This rain hit the glass with perfect timing, blurring the here and now to insignificance.  As I lay on the couch, watching the garden bounce and the droplets dance sideways, it occurred to me the record spitting at my shoulder had always existed in its own bubble.

As it was: reissued post Ziggy in ’72

As far as I knew this anxious, wistful ’60s comedown had only ever mattered to me and two or three friends who had ventured beyond the obvious charms of the title song into the psych-folk darkness within. Their secret insights drifted back like voices in my head as the less-travelled tracks rumbled.

Larry had his theories about Cygnet Committee—or maybe that was me. I know I tried to verbalise them in an English poetry class: the sheeplike demise of the hippie dream, gleaned from several bitter angles. Like the counter culture, I failed—according to a less empathetic friend. Cruel but fair, his critique hurts less now that I know where our respective lifetimes of enquiry have led.

Years later, Larry reminded me I’d written out the heartsick lyrics to Letter To Hermione and posted them to an ex-girlfriend. If you can call a girl I kissed once, rang up twice and never much liked a girlfriend. I don’t remember doing that. But it sounds like me. Without that desolate sigh of a melody though? Without those silk sheets of 12-stringed chords? What was I thinking.

We had a bash at God Knows I’m Good on acoustic guitars. A nice old lady shoplifter gets caught. Unlike the street-shouting  cacophony of Unwashed and Somewhat Slightly Dazed, this had chords we knew and words we could sing. So we did, in the back of his kombi parked on the Black Mountain Peninsula on a Saturday night when the freest thing in the world was to stay up late away from home and maybe smoke a cigarette.

It was Colin (he loaned me the record, I taped it crackling and skipping on a rose-tinted translucent cassette) who understood Memories of A Free Festival. Its soporific glow of communal ecstasy wasn’t for us. No, it was about “how things used to be,” Col surmised with a finger raised. He was right. Paradise has to be lost, like a dream, before the truth can be sung.

As it ever shall be: reinstated original cover of ’69

Wild Eyed Boy From Freecloud was the jewel of side two. I worked out the crestfallen chord cycle—D major, major 7th, 7th, 6th; G minor, A—but the story remained a conundrum. Like a dark Tolkien fragment with the ending opaque. I wonder if we twigged back then that that immense orchestra was telling us as much as the words.

The one I rediscovered during the storm was An Occasional Dream, with its lonely canons and trills of recorders and flutes: a song of youthful elation cloaked in the melancholy of past tense. “The ‘other’ Letter to Hermione,” is how Tony Visconti describes it.
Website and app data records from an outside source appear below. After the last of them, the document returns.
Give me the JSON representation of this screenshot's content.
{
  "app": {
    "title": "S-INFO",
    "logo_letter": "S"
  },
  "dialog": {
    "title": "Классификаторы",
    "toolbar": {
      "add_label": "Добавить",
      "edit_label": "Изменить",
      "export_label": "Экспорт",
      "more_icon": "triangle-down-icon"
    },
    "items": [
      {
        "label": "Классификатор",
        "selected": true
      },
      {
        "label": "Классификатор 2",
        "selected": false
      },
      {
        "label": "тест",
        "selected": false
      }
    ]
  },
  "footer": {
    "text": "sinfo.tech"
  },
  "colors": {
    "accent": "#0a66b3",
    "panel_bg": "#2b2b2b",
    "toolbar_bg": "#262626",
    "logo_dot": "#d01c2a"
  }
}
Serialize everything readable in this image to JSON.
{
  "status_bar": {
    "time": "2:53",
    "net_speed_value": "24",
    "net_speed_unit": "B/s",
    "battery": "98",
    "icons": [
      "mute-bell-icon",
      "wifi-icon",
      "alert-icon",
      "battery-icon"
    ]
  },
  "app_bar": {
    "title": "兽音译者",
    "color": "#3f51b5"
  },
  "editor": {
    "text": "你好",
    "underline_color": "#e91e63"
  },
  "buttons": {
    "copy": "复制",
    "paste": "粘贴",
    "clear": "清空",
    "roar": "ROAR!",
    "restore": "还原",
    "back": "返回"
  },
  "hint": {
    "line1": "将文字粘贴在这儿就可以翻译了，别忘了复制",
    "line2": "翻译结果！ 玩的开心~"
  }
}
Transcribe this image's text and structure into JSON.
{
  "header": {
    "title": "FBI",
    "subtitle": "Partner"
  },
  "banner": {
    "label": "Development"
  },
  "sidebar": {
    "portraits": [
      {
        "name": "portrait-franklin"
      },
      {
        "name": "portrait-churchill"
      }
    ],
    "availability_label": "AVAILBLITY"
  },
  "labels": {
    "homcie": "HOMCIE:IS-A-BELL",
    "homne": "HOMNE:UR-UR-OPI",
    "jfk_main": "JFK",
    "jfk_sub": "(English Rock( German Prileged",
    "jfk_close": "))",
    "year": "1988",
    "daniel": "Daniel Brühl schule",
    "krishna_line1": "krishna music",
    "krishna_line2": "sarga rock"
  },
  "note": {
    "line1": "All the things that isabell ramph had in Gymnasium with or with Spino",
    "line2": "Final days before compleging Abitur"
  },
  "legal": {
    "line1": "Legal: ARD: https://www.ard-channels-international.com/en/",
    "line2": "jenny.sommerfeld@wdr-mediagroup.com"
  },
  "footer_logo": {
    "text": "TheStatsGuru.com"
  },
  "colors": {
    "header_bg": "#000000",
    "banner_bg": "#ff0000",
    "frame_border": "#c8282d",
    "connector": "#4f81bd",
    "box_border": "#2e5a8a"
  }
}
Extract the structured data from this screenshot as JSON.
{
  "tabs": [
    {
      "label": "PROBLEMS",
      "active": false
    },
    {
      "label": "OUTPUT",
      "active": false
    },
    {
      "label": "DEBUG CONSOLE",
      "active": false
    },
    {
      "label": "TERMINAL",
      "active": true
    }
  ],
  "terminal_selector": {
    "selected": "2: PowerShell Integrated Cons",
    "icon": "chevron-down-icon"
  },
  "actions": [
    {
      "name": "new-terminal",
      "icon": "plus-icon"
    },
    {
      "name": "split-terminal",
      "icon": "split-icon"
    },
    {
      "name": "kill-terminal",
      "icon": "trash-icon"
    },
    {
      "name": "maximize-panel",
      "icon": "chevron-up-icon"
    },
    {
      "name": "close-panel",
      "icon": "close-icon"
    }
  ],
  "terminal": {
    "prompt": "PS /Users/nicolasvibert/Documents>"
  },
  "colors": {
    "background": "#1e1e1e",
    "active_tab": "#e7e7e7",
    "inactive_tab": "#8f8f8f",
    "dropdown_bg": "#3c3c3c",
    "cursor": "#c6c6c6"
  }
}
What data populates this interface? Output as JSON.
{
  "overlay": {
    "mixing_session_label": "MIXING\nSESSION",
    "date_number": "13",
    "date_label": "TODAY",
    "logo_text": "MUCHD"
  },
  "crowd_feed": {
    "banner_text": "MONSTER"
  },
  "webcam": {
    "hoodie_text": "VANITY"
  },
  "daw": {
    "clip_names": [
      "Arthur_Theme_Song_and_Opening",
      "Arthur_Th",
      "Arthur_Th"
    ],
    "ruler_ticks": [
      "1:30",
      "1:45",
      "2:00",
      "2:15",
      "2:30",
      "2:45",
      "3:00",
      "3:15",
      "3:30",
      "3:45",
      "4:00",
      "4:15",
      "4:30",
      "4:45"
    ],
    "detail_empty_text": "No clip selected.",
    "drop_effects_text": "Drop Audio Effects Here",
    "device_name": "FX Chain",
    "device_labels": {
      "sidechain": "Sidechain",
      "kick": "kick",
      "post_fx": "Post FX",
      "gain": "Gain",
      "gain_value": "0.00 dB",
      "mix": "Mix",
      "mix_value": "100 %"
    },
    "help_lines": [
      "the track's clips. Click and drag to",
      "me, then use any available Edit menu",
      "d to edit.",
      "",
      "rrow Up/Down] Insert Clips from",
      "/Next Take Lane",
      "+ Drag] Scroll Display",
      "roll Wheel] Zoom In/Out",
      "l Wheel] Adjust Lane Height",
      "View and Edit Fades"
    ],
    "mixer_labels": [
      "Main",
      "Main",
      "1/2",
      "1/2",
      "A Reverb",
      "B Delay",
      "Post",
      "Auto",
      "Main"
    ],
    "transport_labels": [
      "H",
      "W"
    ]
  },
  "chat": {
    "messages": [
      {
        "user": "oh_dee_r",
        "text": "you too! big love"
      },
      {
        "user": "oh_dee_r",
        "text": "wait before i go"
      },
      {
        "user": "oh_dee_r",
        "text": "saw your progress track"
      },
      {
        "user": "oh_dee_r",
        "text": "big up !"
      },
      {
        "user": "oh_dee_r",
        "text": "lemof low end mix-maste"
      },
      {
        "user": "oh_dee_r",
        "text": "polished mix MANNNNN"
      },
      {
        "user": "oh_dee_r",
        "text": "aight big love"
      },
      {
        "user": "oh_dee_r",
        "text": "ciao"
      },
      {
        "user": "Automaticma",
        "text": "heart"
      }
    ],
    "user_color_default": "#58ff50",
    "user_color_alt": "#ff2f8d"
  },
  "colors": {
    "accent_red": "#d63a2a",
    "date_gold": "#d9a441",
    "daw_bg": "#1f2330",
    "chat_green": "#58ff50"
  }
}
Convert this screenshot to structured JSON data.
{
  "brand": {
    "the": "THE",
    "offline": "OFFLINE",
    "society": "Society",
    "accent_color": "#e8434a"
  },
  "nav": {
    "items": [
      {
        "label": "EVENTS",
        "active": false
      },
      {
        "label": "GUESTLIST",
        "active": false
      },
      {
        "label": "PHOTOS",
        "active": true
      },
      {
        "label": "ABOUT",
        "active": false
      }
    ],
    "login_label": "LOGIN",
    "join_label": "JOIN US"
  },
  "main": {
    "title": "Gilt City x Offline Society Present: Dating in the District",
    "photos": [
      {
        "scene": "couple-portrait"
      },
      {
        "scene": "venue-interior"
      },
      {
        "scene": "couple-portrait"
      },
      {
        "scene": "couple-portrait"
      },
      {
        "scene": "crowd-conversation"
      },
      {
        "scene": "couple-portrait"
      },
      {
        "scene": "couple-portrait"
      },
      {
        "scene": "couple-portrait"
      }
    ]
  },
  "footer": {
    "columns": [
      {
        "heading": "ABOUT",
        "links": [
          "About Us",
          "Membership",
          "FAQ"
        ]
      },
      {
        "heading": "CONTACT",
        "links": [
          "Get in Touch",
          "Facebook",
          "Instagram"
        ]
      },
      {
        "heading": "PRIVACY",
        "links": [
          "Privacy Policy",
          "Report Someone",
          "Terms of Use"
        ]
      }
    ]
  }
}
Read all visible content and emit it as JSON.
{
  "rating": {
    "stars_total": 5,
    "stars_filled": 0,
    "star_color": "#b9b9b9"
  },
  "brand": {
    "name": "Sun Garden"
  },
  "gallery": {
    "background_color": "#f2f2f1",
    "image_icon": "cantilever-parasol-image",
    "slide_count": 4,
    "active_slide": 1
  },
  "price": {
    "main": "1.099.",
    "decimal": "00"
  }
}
It was a letter to me, too. The whole album was. A letter from one young man to another, each teetering from innocence to disillusionment. A letter he’ll read again and again, to feel the timeless comfort of a shared thought.

Yeah, I had to peek at Visconti’s notes in the accompanying book (mmm, hardback), even though I promised myself I’d keep attention wholly on the remastered goodness of the 180 gram vinyl (mmm, heavy). I did resist the temptation to pore over the artwork to the next nine records in the box. One at a time is good fishing, as my dad used to say.

The Man Who Sold the World is next. I wonder whose voices will fill my head this time. I hope it rains today.